(Assignment):
Skip every picture and copy only the lines from the one containing "Transcribe this image's" to the final line of the records below.

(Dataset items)
--- START ---
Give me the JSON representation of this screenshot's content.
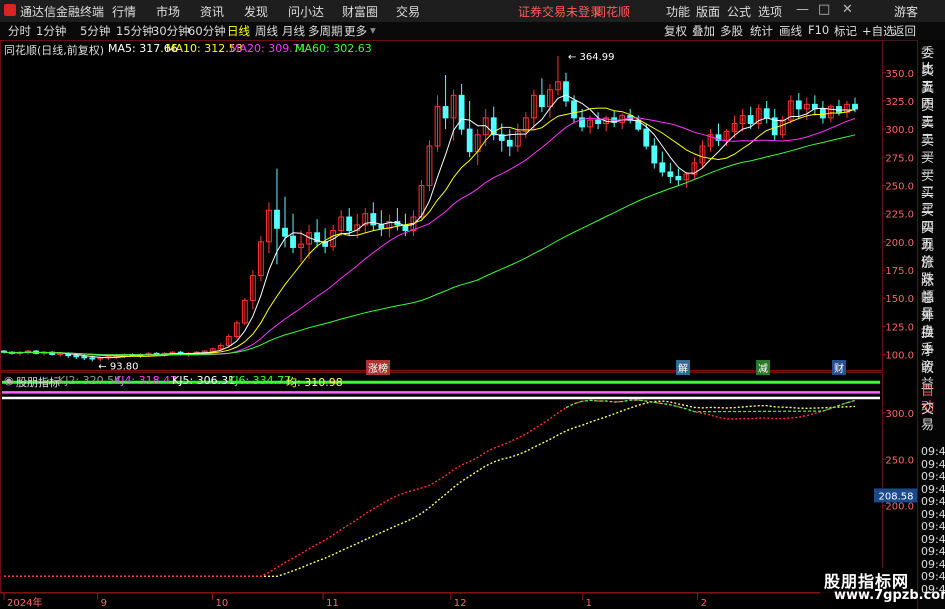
{
  "app": {
    "title": "通达信金融终端"
  },
  "menu": [
    "行情",
    "市场",
    "资讯",
    "发现",
    "问小达",
    "财富圈",
    "交易"
  ],
  "warning": {
    "text": "证券交易未登录",
    "brand": "同花顺"
  },
  "right_menu": [
    "功能",
    "版面",
    "公式",
    "选项"
  ],
  "guest": "游客",
  "toolbar": {
    "periods": [
      "分时",
      "1分钟",
      "5分钟",
      "15分钟",
      "30分钟",
      "60分钟",
      "日线",
      "周线",
      "月线",
      "多周期",
      "更多"
    ],
    "active": "日线",
    "right": [
      "复权",
      "叠加",
      "多股",
      "统计",
      "画线",
      "F10",
      "标记",
      "+自选",
      "返回"
    ]
  },
  "legend_main": {
    "name": "同花顺(日线,前复权)",
    "items": [
      {
        "label": "MA5: 317.66",
        "color": "#ffffff"
      },
      {
        "label": "MA10: 312.53",
        "color": "#ffff00"
      },
      {
        "label": "MA20: 309.71",
        "color": "#ff33ff"
      },
      {
        "label": "MA60: 302.63",
        "color": "#33ff33"
      }
    ]
  },
  "legend_sub": {
    "name": "股朋指标",
    "items": [
      {
        "label": "KJ2: 320.54",
        "color": "#999999"
      },
      {
        "label": "KJ4: 318.47",
        "color": "#ff44ff"
      },
      {
        "label": "KJ5: 306.31",
        "color": "#ffffff"
      },
      {
        "label": "KJ6: 334.77",
        "color": "#33ff33"
      },
      {
        "label": "均: 310.98",
        "color": "#ffff66"
      }
    ]
  },
  "right_panel": {
    "items": [
      "委比",
      "卖五",
      "卖四",
      "卖三",
      "卖二",
      "卖一",
      "买一",
      "买二",
      "买三",
      "买四",
      "买五",
      "现价",
      "涨跌",
      "涨幅",
      "总量",
      "外盘",
      "换手",
      "净资",
      "收益"
    ],
    "auto": "自动",
    "trade": "交易",
    "times": [
      "09:47",
      "09:47",
      "09:47",
      "09:47",
      "09:47",
      "09:47",
      "09:47",
      "09:47",
      "09:47",
      "09:47",
      "09:47",
      "09:47"
    ]
  },
  "markers": [
    {
      "label": "涨榜",
      "color": "#cc3333"
    },
    {
      "label": "解",
      "color": "#3399cc"
    },
    {
      "label": "减",
      "color": "#33aa33"
    },
    {
      "label": "财",
      "color": "#3366cc"
    }
  ],
  "watermark": {
    "line1": "股朋指标网",
    "line2": "www.7gpzb.com"
  },
  "current_value": "208.58",
  "chart_data": [
    {
      "type": "candlestick",
      "title": "同花顺(日线,前复权)",
      "y_ticks": [
        100,
        125,
        150,
        175,
        200,
        225,
        250,
        275,
        300,
        325,
        350
      ],
      "ylim": [
        88,
        372
      ],
      "x_labels": [
        "2024年",
        "9",
        "10",
        "11",
        "12",
        "1",
        "2"
      ],
      "annotations": [
        {
          "text": "364.99"
        },
        {
          "text": "93.80"
        }
      ],
      "candles": [
        [
          103,
          104,
          101,
          102
        ],
        [
          102,
          103,
          100,
          101
        ],
        [
          101,
          103,
          99,
          102
        ],
        [
          102,
          104,
          100,
          103
        ],
        [
          103,
          104,
          100,
          101
        ],
        [
          101,
          103,
          99,
          102
        ],
        [
          102,
          103,
          99,
          100
        ],
        [
          100,
          102,
          98,
          101
        ],
        [
          101,
          102,
          97,
          99
        ],
        [
          99,
          101,
          96,
          98
        ],
        [
          98,
          100,
          95,
          97
        ],
        [
          97,
          99,
          93.8,
          96
        ],
        [
          96,
          98,
          94,
          97
        ],
        [
          97,
          99,
          95,
          98
        ],
        [
          98,
          100,
          96,
          99
        ],
        [
          99,
          101,
          97,
          100
        ],
        [
          100,
          101,
          98,
          99
        ],
        [
          99,
          101,
          97,
          100
        ],
        [
          100,
          102,
          98,
          101
        ],
        [
          101,
          102,
          99,
          100
        ],
        [
          100,
          102,
          98,
          101
        ],
        [
          101,
          103,
          99,
          102
        ],
        [
          102,
          103,
          99,
          100
        ],
        [
          100,
          102,
          98,
          101
        ],
        [
          101,
          103,
          100,
          102
        ],
        [
          102,
          104,
          100,
          103
        ],
        [
          103,
          106,
          101,
          105
        ],
        [
          105,
          110,
          103,
          108
        ],
        [
          108,
          118,
          106,
          116
        ],
        [
          116,
          130,
          114,
          128
        ],
        [
          128,
          150,
          126,
          148
        ],
        [
          148,
          175,
          140,
          170
        ],
        [
          170,
          205,
          165,
          200
        ],
        [
          200,
          235,
          190,
          228
        ],
        [
          228,
          265,
          180,
          212
        ],
        [
          212,
          240,
          195,
          205
        ],
        [
          205,
          225,
          190,
          195
        ],
        [
          195,
          210,
          182,
          198
        ],
        [
          198,
          215,
          185,
          208
        ],
        [
          208,
          220,
          195,
          200
        ],
        [
          200,
          212,
          190,
          196
        ],
        [
          196,
          215,
          192,
          210
        ],
        [
          210,
          228,
          205,
          222
        ],
        [
          222,
          230,
          205,
          210
        ],
        [
          210,
          225,
          203,
          215
        ],
        [
          215,
          230,
          208,
          225
        ],
        [
          225,
          235,
          210,
          215
        ],
        [
          215,
          228,
          205,
          212
        ],
        [
          212,
          224,
          204,
          218
        ],
        [
          218,
          230,
          210,
          215
        ],
        [
          215,
          225,
          205,
          210
        ],
        [
          210,
          228,
          205,
          222
        ],
        [
          222,
          255,
          220,
          250
        ],
        [
          250,
          290,
          245,
          285
        ],
        [
          285,
          330,
          280,
          320
        ],
        [
          320,
          348,
          300,
          310
        ],
        [
          310,
          335,
          290,
          330
        ],
        [
          330,
          340,
          295,
          300
        ],
        [
          300,
          325,
          275,
          280
        ],
        [
          280,
          300,
          268,
          295
        ],
        [
          295,
          318,
          285,
          310
        ],
        [
          310,
          320,
          290,
          295
        ],
        [
          295,
          305,
          280,
          290
        ],
        [
          290,
          300,
          276,
          285
        ],
        [
          285,
          305,
          280,
          298
        ],
        [
          298,
          315,
          292,
          310
        ],
        [
          310,
          335,
          300,
          330
        ],
        [
          330,
          345,
          315,
          320
        ],
        [
          320,
          340,
          310,
          335
        ],
        [
          335,
          365,
          330,
          342
        ],
        [
          342,
          350,
          320,
          325
        ],
        [
          325,
          330,
          305,
          310
        ],
        [
          310,
          318,
          298,
          302
        ],
        [
          302,
          312,
          296,
          308
        ],
        [
          308,
          315,
          300,
          305
        ],
        [
          305,
          312,
          298,
          310
        ],
        [
          310,
          316,
          302,
          306
        ],
        [
          306,
          314,
          300,
          312
        ],
        [
          312,
          318,
          305,
          308
        ],
        [
          308,
          312,
          298,
          300
        ],
        [
          300,
          305,
          282,
          285
        ],
        [
          285,
          292,
          265,
          270
        ],
        [
          270,
          280,
          258,
          262
        ],
        [
          262,
          270,
          252,
          258
        ],
        [
          258,
          265,
          250,
          255
        ],
        [
          255,
          262,
          248,
          260
        ],
        [
          260,
          275,
          255,
          270
        ],
        [
          270,
          290,
          265,
          285
        ],
        [
          285,
          300,
          280,
          295
        ],
        [
          295,
          305,
          285,
          290
        ],
        [
          290,
          300,
          285,
          298
        ],
        [
          298,
          312,
          292,
          305
        ],
        [
          305,
          318,
          298,
          312
        ],
        [
          312,
          320,
          300,
          305
        ],
        [
          305,
          322,
          300,
          318
        ],
        [
          318,
          325,
          305,
          310
        ],
        [
          310,
          318,
          290,
          295
        ],
        [
          295,
          312,
          292,
          308
        ],
        [
          308,
          330,
          305,
          325
        ],
        [
          325,
          332,
          310,
          318
        ],
        [
          318,
          328,
          308,
          322
        ],
        [
          322,
          330,
          312,
          318
        ],
        [
          318,
          325,
          305,
          310
        ],
        [
          310,
          322,
          306,
          320
        ],
        [
          320,
          326,
          312,
          315
        ],
        [
          315,
          325,
          310,
          322
        ],
        [
          322,
          328,
          315,
          318
        ]
      ],
      "series": [
        {
          "name": "MA5",
          "color": "#ffffff"
        },
        {
          "name": "MA10",
          "color": "#ffff00"
        },
        {
          "name": "MA20",
          "color": "#ff33ff"
        },
        {
          "name": "MA60",
          "color": "#33ff33"
        }
      ]
    },
    {
      "type": "line",
      "title": "股朋指标",
      "y_ticks": [
        200,
        250,
        300
      ],
      "ylim": [
        120,
        330
      ],
      "horizontal_bands": [
        {
          "value": 322,
          "color": "#ff66ff"
        },
        {
          "value": 316,
          "color": "#ffffff"
        },
        {
          "value": 333,
          "color": "#33ff33"
        }
      ],
      "series": [
        {
          "name": "KJ4",
          "color": "#ff3333"
        },
        {
          "name": "KJ5",
          "color": "#ffff66"
        }
      ]
    }
  ]
}
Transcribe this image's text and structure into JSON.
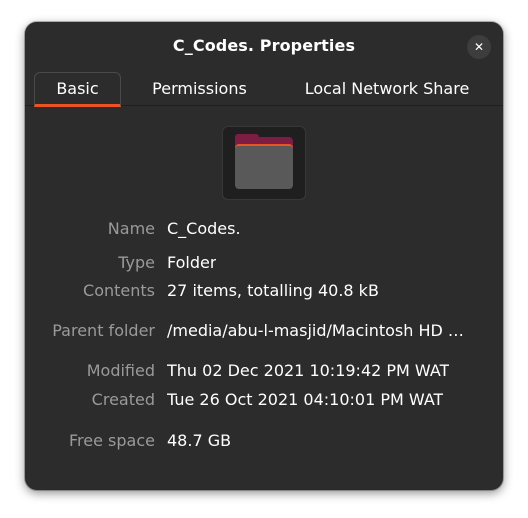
{
  "window": {
    "title": "C_Codes. Properties",
    "close_glyph": "✕"
  },
  "tabs": [
    {
      "label": "Basic",
      "active": true
    },
    {
      "label": "Permissions",
      "active": false
    },
    {
      "label": "Local Network Share",
      "active": false
    }
  ],
  "icon": {
    "name": "folder-icon"
  },
  "properties": {
    "name_label": "Name",
    "name_value": "C_Codes.",
    "type_label": "Type",
    "type_value": "Folder",
    "contents_label": "Contents",
    "contents_value": "27 items, totalling 40.8 kB",
    "parent_label": "Parent folder",
    "parent_value": "/media/abu-l-masjid/Macintosh HD …",
    "modified_label": "Modified",
    "modified_value": "Thu 02 Dec 2021 10:19:42 PM WAT",
    "created_label": "Created",
    "created_value": "Tue 26 Oct 2021 04:10:01 PM WAT",
    "freespace_label": "Free space",
    "freespace_value": "48.7 GB"
  },
  "colors": {
    "background": "#2c2c2c",
    "accent": "#e95420",
    "folder_back": "#7d1d44",
    "label_text": "#9a9a9a",
    "value_text": "#ffffff"
  }
}
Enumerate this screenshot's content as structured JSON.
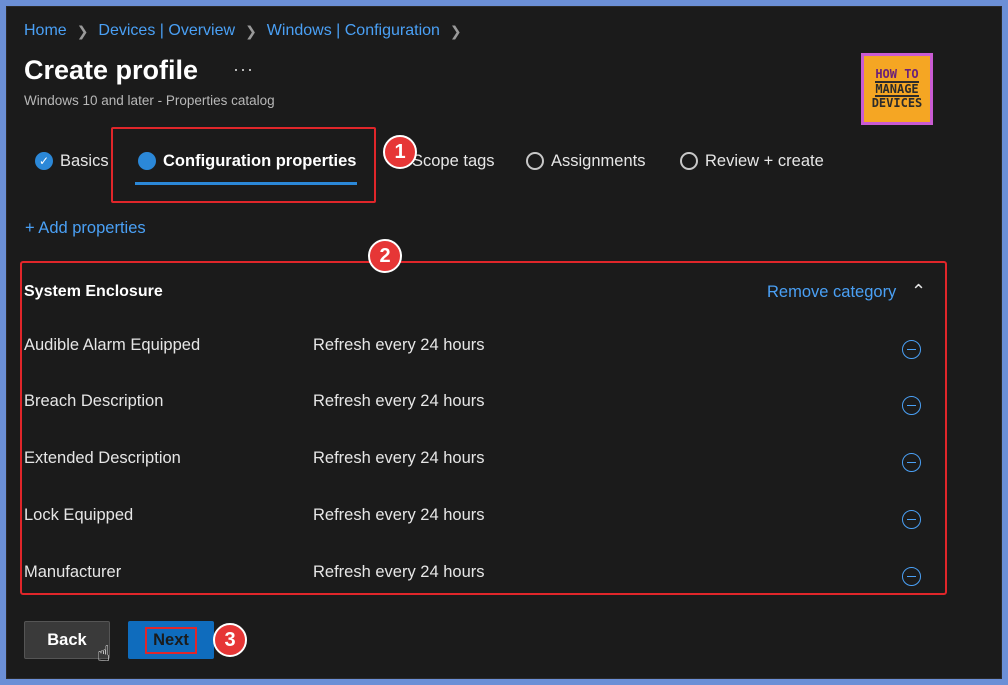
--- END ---
(Exercise response):
Transcribe this image's text and structure into JSON.
{
  "window": {
    "title": "C_Codes. Properties",
    "close_glyph": "✕"
  },
  "tabs": [
    {
      "label": "Basic",
      "active": true
    },
    {
      "label": "Permissions",
      "active": false
    },
    {
      "label": "Local Network Share",
      "active": false
    }
  ],
  "icon": {
    "name": "folder-icon"
  },
  "properties": {
    "name_label": "Name",
    "name_value": "C_Codes.",
    "type_label": "Type",
    "type_value": "Folder",
    "contents_label": "Contents",
    "contents_value": "27 items, totalling 40.8 kB",
    "parent_label": "Parent folder",
    "parent_value": "/media/abu-l-masjid/Macintosh HD …",
    "modified_label": "Modified",
    "modified_value": "Thu 02 Dec 2021 10:19:42 PM WAT",
    "created_label": "Created",
    "created_value": "Tue 26 Oct 2021 04:10:01 PM WAT",
    "freespace_label": "Free space",
    "freespace_value": "48.7 GB"
  },
  "colors": {
    "background": "#2c2c2c",
    "accent": "#e95420",
    "folder_back": "#7d1d44",
    "label_text": "#9a9a9a",
    "value_text": "#ffffff"
  }
}
Enumerate this screenshot's content as structured JSON.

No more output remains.